____ RECORDS PROVIDED
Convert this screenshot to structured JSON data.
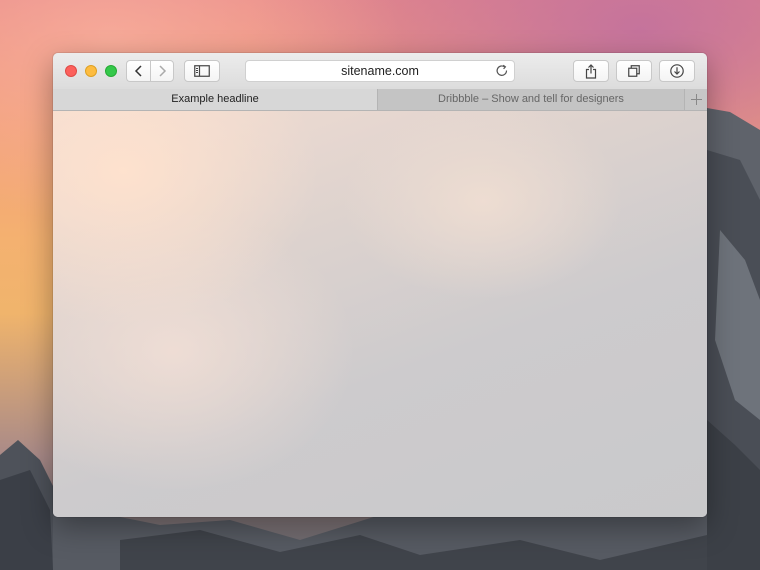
{
  "window": {
    "traffic_lights": [
      "close",
      "minimize",
      "zoom"
    ],
    "toolbar_icons": {
      "back": "chevron-left-icon",
      "forward": "chevron-right-icon",
      "sidebar": "sidebar-icon",
      "reload": "reload-icon",
      "share": "share-icon",
      "tabs_overview": "tabs-overview-icon",
      "downloads": "download-icon"
    },
    "address_bar": {
      "url_text": "sitename.com"
    }
  },
  "tabs": [
    {
      "label": "Example headline",
      "active": true
    },
    {
      "label": "Dribbble – Show and tell for designers",
      "active": false
    }
  ],
  "new_tab_icon": "plus-icon",
  "colors": {
    "close": "#fc605c",
    "minimize": "#fdbc40",
    "zoom": "#34c84a"
  }
}
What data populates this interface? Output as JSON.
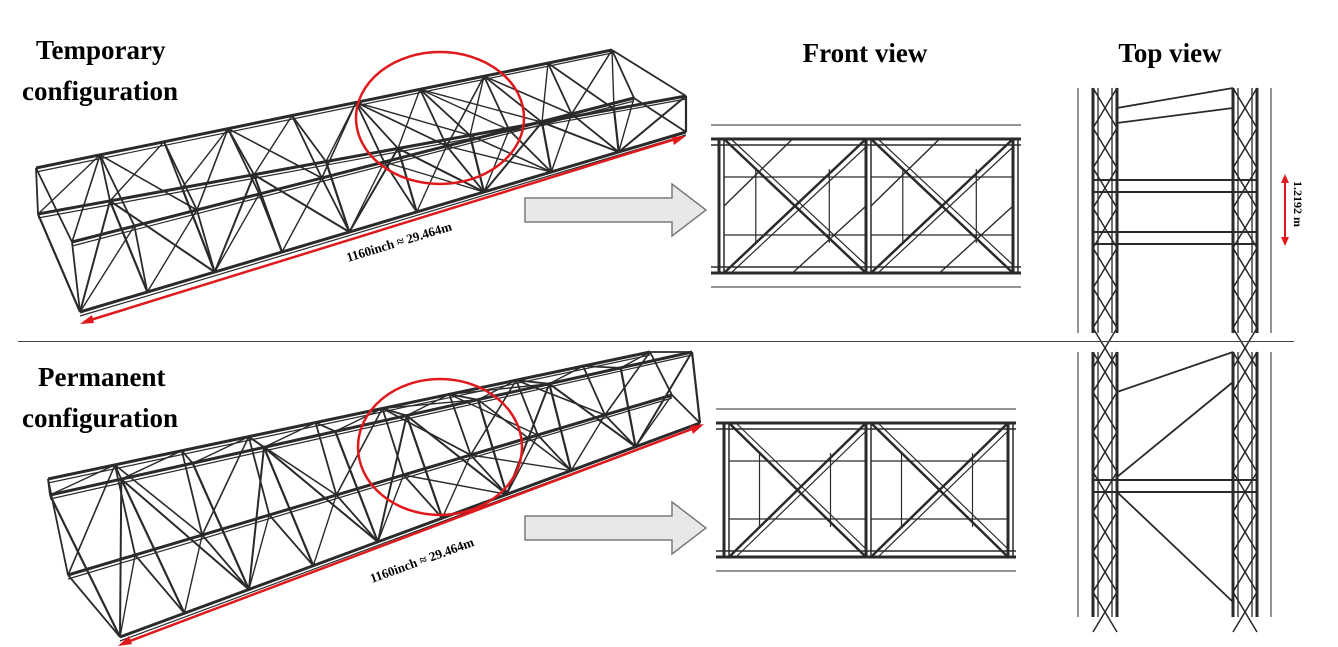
{
  "headers": {
    "front_view": "Front view",
    "top_view": "Top view"
  },
  "rows": [
    {
      "id": "temporary",
      "label_line1": "Temporary",
      "label_line2": "configuration",
      "length_label": "1160inch ≈ 29.464m",
      "top_dim_label": "1.2192 m"
    },
    {
      "id": "permanent",
      "label_line1": "Permanent",
      "label_line2": "configuration",
      "length_label": "1160inch ≈ 29.464m"
    }
  ],
  "colors": {
    "dimension_line": "#e0191c",
    "highlight_circle": "#e0191c",
    "arrow_fill": "#e8e8e8",
    "arrow_stroke": "#7a7a7a",
    "member": "#2a2a2a"
  }
}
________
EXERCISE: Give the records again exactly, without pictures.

ANSWER BOX:
Convert this screenshot to structured JSON data.
{
  "window": {
    "traffic_lights": [
      "close",
      "minimize",
      "zoom"
    ],
    "toolbar_icons": {
      "back": "chevron-left-icon",
      "forward": "chevron-right-icon",
      "sidebar": "sidebar-icon",
      "reload": "reload-icon",
      "share": "share-icon",
      "tabs_overview": "tabs-overview-icon",
      "downloads": "download-icon"
    },
    "address_bar": {
      "url_text": "sitename.com"
    }
  },
  "tabs": [
    {
      "label": "Example headline",
      "active": true
    },
    {
      "label": "Dribbble – Show and tell for designers",
      "active": false
    }
  ],
  "new_tab_icon": "plus-icon",
  "colors": {
    "close": "#fc605c",
    "minimize": "#fdbc40",
    "zoom": "#34c84a"
  }
}
What data populates this interface? Output as JSON.
{
  "headers": {
    "front_view": "Front view",
    "top_view": "Top view"
  },
  "rows": [
    {
      "id": "temporary",
      "label_line1": "Temporary",
      "label_line2": "configuration",
      "length_label": "1160inch ≈ 29.464m",
      "top_dim_label": "1.2192 m"
    },
    {
      "id": "permanent",
      "label_line1": "Permanent",
      "label_line2": "configuration",
      "length_label": "1160inch ≈ 29.464m"
    }
  ],
  "colors": {
    "dimension_line": "#e0191c",
    "highlight_circle": "#e0191c",
    "arrow_fill": "#e8e8e8",
    "arrow_stroke": "#7a7a7a",
    "member": "#2a2a2a"
  }
}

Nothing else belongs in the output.